Kuhn can be read two ways, however. First, his work can be seen as a suggestion for historians, as part of the broader identification and rejection of “Whig” history propounded by Herbert Butterfield (who actually accepted Whig accounts of “science”), Quentin Skinner’s insistence on avoiding “anachronism” in historical explanation, and anthropologists’ new-found interest in understanding how foreign cultures work on their own terms, and not as variations on the anthropologists’ own culture. However, Kuhn can also be read as offering a philosophical “recipe” for scientific development (if not, precisely, “progress”), different from, but in league with Popper.
The 1970s and 1980s saw a rejection of a history of science based on any sort of “recipe” for scientific development, which was led by sociologists and anthropologists of science (who rejected the sociology of science of, particularly, Robert Merton, whose work was commensurate with the philosophers in looking for social habits amenable to progressive epistemology). According to, say, David Bloor’s famous “Strong Programme” establishing the Sociology of Scientific Knowledge (SSK), if one examined historical instances of how “right” science and “wrong” science developed and was accepted, one could not draw sociological distinctions between the practices. Paul Feyerabend’s “epistemological anarchism” likewise rejected the existence of a consistent recipe for scientific work and suggested that imposing one would be harmful. Bruno Latour’s anthropological study of scientific practices at the laboratory level likewise failed to find evidence of any sort of “recipe” being consciously carried out at the scale of day-to-day practice.
However, these sociological theories that refused to distinguish between scientific and pseudo-scientific genres of practice, while much better at describing historical practices than traditional philosophy-based histories, could not explain why specific historical decisions were made over others, which ultimately required an explanation of the persuasive encounter with the natural world. Unwilling to go back to the philosophy of science, some sociologists developed sociological explanations of epistemology, which included nature in the conversations that produced “knowledge”. Latour’s Actor-Network Theory (ANT) allowed nature “agency” to speak to scientists. Less cutesy, but similar in substance, was Andy Pickering who envisioned nature as offering “resistance” to those seeking to impose a theory upon it, asserting that historical decisions relied on a “mangle” of factors, including this resistance, that could play out differently at any given time.

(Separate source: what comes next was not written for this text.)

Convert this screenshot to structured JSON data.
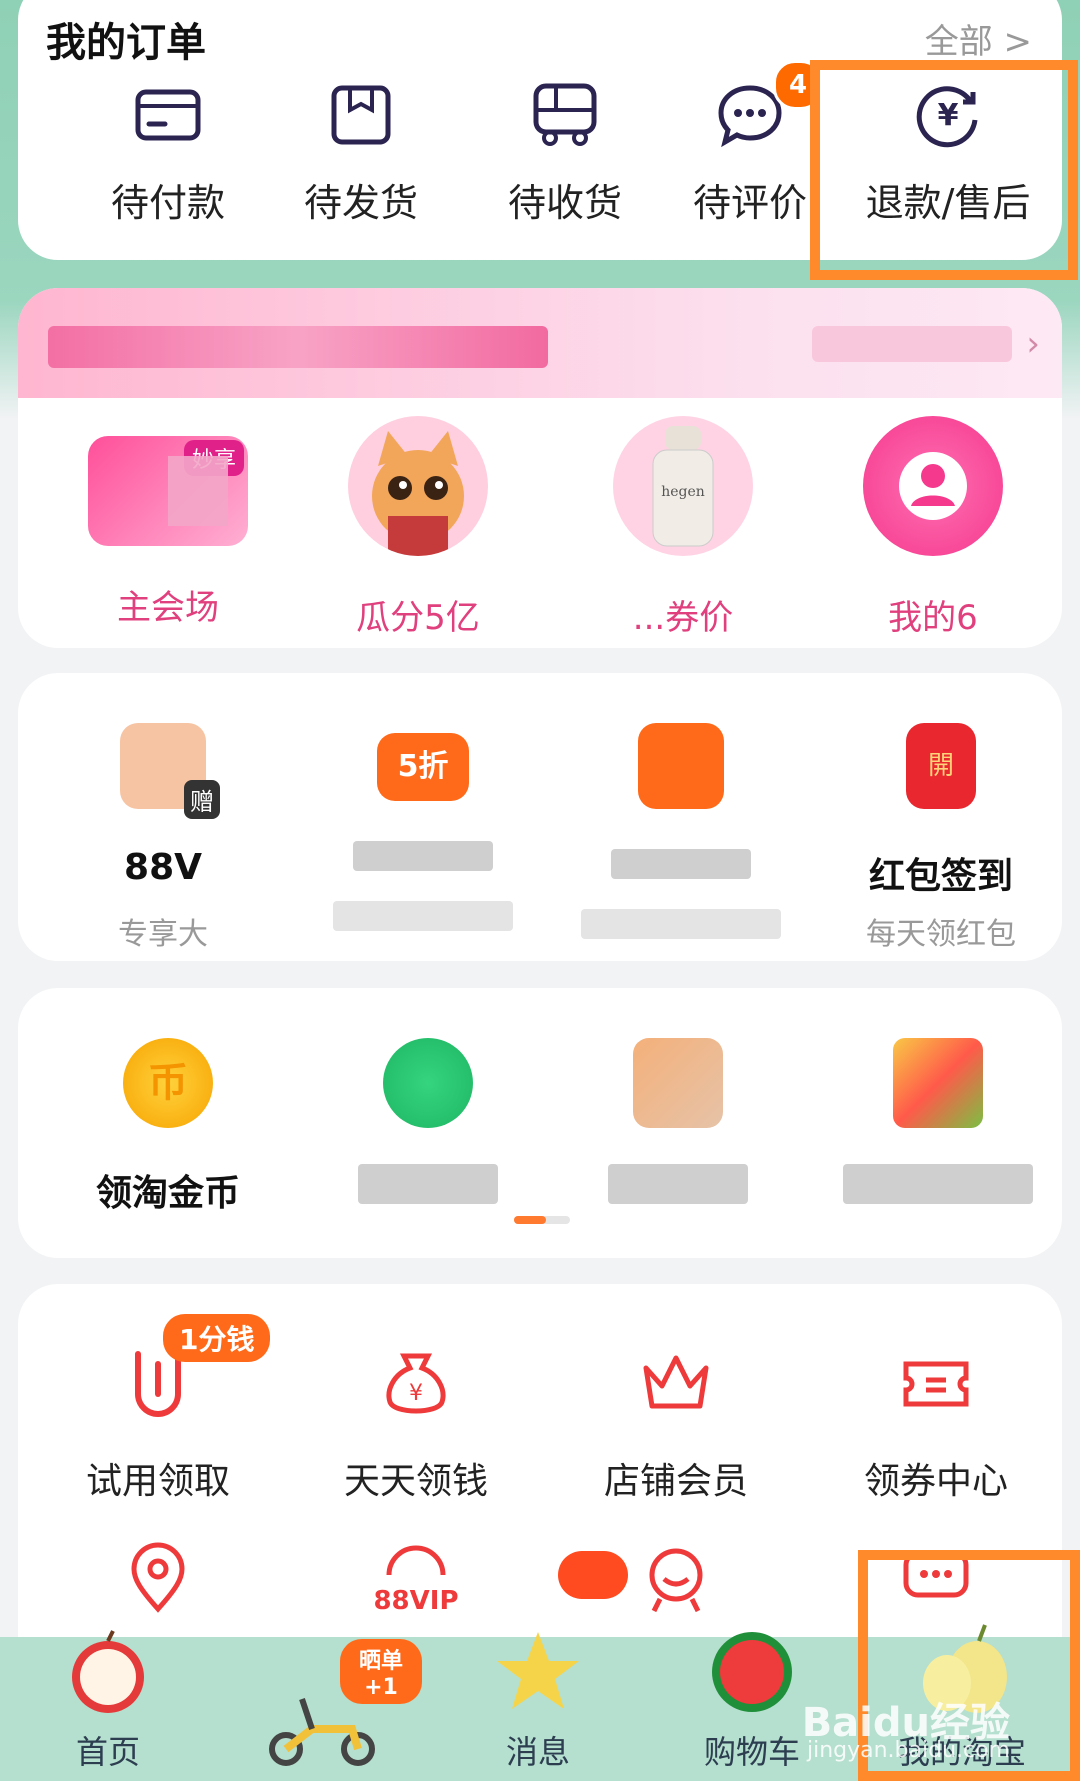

This sociological epistemology is what Harry Collins and Steven Yearley derided in 1992 as “epistemological chicken”—the sociologists were doing nothing but accepting scientists’ word for what nature was doing. Explaining specific historical decisions was, in their view, beyond the purview of the sociologist. Sociologists could only describe the way in which those decisions were made, and in which their validity was accepted by others. But Latour, Pickering, and others believed that historical case example was not a path to sociology as an end-of-itself; rather they had replaced a philosophical historiographical methodology with a more appropriate sociological historiographical methodology, which they put to work in such books as The Pasteurization of France (1988) and Constructing Quarks (1984).

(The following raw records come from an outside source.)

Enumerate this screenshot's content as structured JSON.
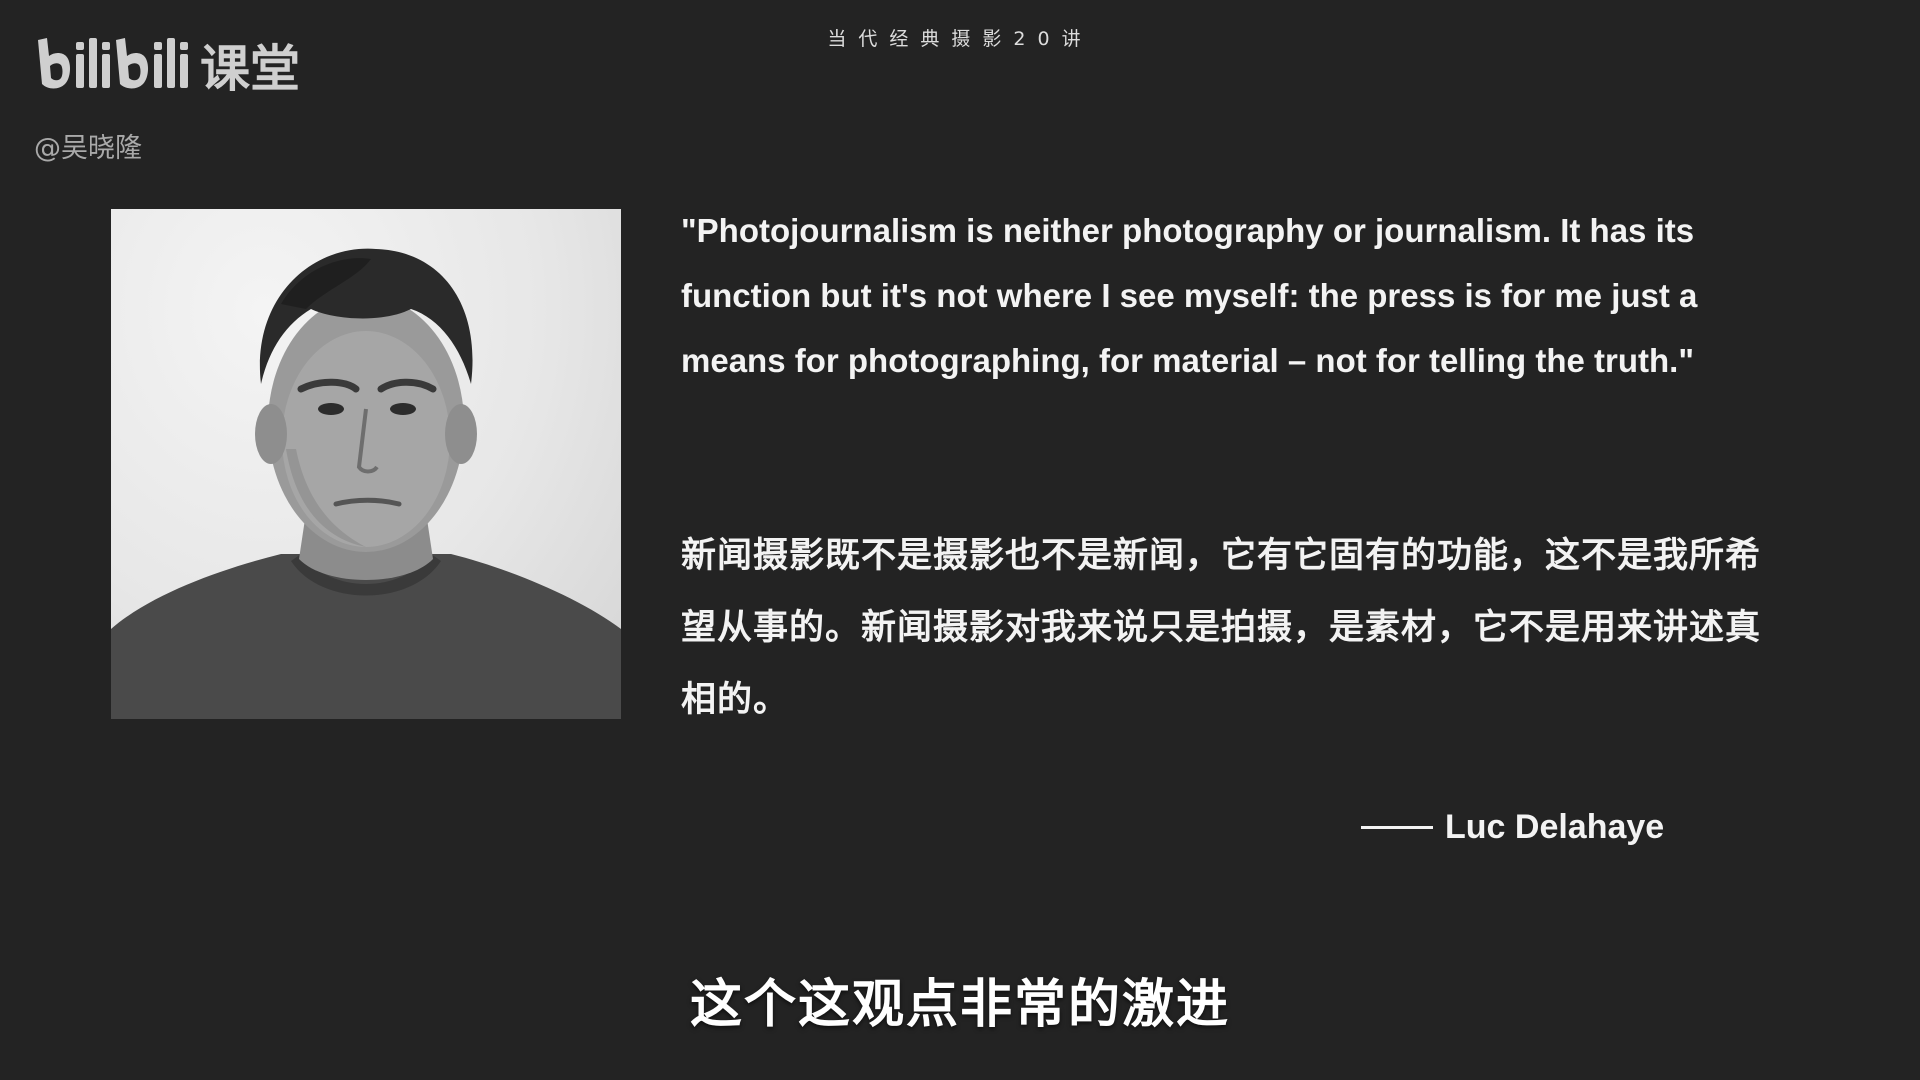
{
  "header": {
    "course_title": "当代经典摄影20讲"
  },
  "brand": {
    "logo_text": "bilibili 课堂",
    "uploader": "@吴晓隆"
  },
  "slide": {
    "portrait_alt": "Luc Delahaye portrait",
    "quote_en": "\"Photojournalism is neither photography or journalism. It has its function but it's not where I see myself: the press is for me just a means for photographing, for material – not for telling the truth.\"",
    "quote_zh": "新闻摄影既不是摄影也不是新闻，它有它固有的功能，这不是我所希望从事的。新闻摄影对我来说只是拍摄，是素材，它不是用来讲述真相的。",
    "attribution": "Luc Delahaye"
  },
  "subtitle": {
    "text": "这个这观点非常的激进"
  },
  "colors": {
    "background": "#232323",
    "text": "#f3f3f3",
    "logo": "#cfcfcf"
  }
}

Historians have had an interesting reaction to all this (as well as to social history and the deconstructionist history of ideas), which is a topic we will pursue in more depth in subsequent posts.